Directions for this task:
Your answer should consist of every line from the records that holds the string "title".

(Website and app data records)
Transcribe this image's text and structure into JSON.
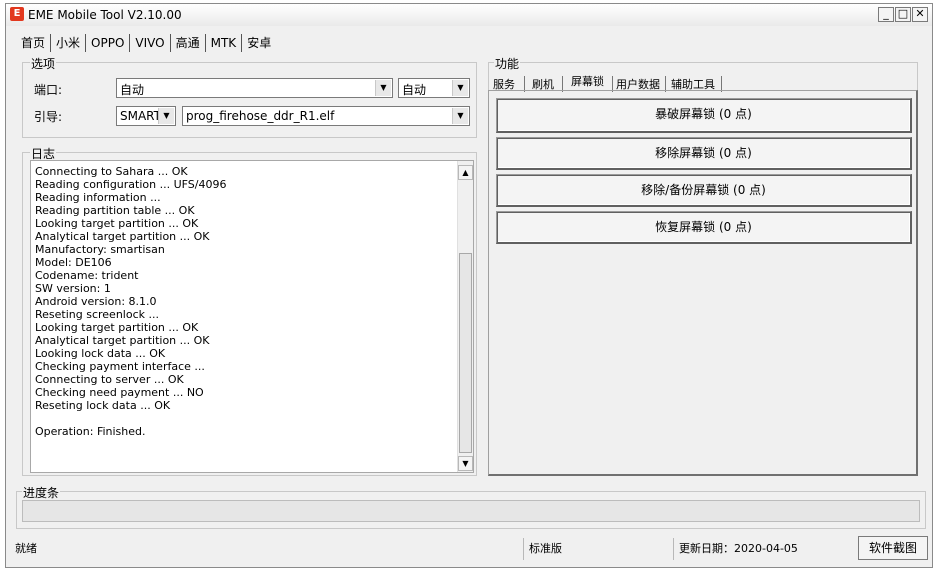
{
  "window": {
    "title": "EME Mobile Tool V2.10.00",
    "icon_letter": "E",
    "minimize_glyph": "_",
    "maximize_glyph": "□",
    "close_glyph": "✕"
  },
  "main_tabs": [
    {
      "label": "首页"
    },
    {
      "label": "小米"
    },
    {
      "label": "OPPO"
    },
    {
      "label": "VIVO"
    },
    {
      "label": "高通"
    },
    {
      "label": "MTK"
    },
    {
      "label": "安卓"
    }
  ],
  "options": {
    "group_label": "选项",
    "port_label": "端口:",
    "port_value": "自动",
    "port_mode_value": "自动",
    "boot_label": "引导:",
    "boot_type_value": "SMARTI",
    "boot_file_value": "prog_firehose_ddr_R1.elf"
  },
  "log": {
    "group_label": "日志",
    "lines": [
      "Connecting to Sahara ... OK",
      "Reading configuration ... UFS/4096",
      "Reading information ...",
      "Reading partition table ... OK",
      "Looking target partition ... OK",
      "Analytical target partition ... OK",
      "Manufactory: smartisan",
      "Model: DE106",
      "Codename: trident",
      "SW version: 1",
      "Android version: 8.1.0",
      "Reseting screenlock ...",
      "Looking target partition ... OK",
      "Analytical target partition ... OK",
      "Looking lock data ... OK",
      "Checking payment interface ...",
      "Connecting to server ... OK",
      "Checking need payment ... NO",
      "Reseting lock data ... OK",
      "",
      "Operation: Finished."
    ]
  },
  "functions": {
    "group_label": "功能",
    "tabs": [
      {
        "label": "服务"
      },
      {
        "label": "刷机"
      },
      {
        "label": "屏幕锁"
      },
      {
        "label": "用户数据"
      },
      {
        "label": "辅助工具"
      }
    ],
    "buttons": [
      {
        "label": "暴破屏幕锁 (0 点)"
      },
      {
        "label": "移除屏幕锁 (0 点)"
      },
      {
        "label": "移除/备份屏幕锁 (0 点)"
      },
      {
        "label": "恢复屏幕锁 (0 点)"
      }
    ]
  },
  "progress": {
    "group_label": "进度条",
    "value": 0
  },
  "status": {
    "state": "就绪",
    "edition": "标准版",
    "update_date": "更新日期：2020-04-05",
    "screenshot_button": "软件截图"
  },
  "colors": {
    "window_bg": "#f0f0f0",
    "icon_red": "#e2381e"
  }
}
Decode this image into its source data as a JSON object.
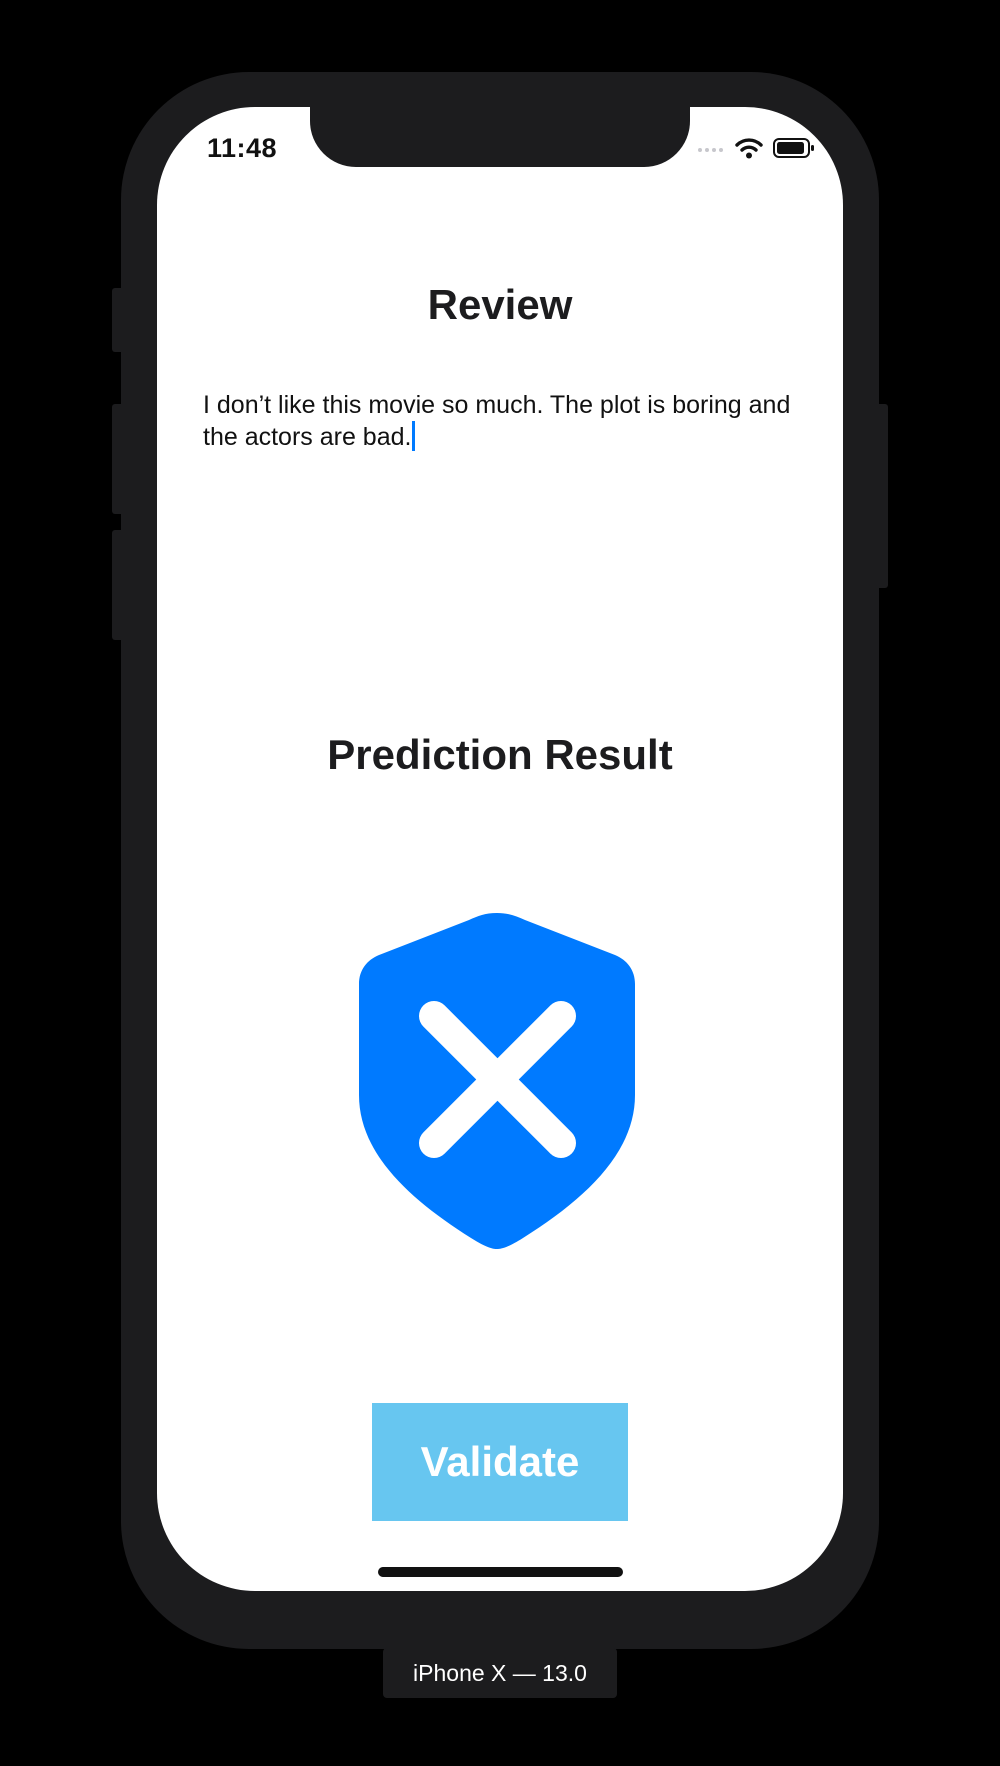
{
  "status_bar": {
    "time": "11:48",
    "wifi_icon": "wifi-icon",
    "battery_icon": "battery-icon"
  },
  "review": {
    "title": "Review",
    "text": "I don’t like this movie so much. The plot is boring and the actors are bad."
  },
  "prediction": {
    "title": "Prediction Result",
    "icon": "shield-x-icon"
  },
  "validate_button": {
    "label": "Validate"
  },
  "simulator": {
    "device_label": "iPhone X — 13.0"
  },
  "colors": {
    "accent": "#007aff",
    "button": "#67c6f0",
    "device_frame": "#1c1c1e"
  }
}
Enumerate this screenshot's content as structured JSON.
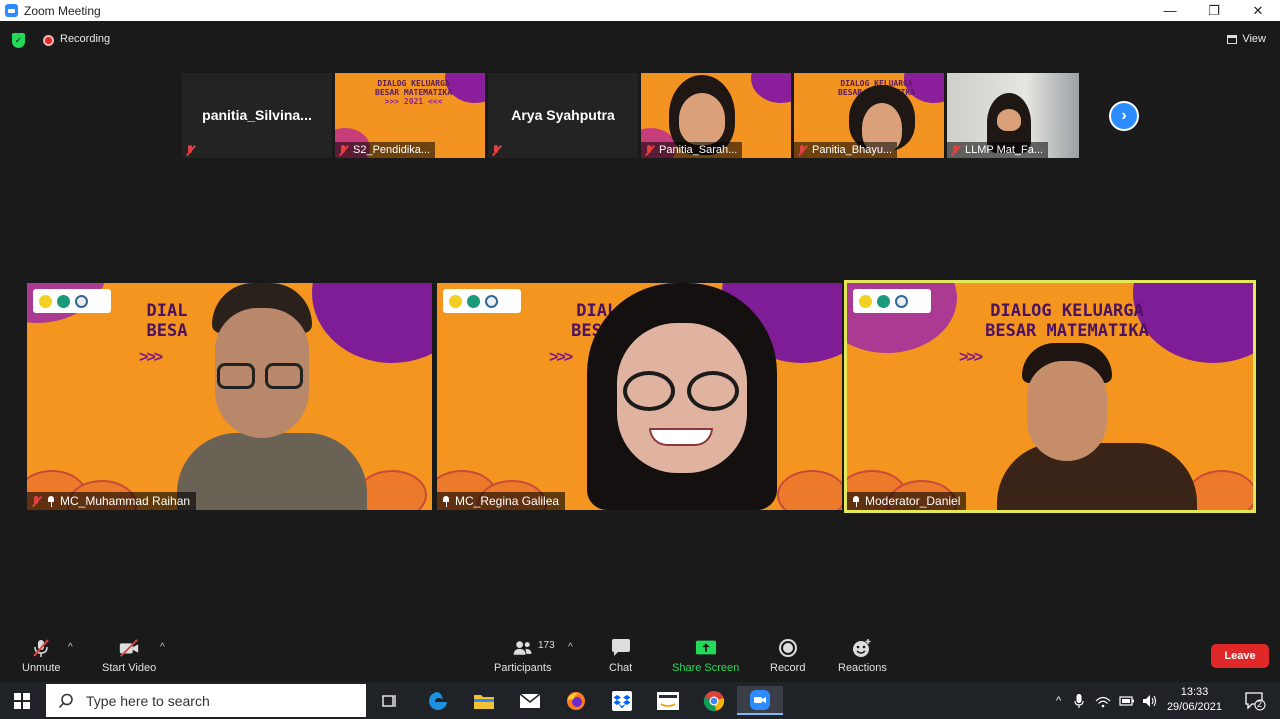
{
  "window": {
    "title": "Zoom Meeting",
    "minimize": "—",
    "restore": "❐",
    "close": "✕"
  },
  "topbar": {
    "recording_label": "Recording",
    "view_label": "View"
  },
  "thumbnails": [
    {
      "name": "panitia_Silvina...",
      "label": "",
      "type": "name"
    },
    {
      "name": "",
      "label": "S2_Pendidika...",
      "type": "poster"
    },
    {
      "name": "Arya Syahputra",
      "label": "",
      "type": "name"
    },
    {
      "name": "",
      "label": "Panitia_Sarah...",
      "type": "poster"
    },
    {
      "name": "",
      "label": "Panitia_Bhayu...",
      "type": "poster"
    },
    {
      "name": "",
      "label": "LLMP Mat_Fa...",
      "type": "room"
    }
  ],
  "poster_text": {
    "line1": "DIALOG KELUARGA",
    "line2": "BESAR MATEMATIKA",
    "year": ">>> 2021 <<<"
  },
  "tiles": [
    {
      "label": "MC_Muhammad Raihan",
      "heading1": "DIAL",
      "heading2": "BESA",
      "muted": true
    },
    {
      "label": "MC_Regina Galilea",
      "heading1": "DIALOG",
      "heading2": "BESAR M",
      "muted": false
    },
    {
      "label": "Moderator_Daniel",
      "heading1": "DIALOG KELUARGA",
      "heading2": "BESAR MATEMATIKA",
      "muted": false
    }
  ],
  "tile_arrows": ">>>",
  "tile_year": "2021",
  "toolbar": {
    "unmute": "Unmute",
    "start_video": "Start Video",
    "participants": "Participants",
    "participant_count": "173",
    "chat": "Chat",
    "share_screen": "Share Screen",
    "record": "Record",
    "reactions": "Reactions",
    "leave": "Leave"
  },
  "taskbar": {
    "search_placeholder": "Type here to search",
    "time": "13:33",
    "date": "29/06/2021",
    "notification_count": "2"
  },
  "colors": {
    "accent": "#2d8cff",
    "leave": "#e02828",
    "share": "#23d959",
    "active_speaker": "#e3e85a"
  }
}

Answer space:
    "title": "EME Mobile Tool V2.10.00",
    "title": "Review",
    "title": "Prediction Result",
    "title": "Zoom Meeting",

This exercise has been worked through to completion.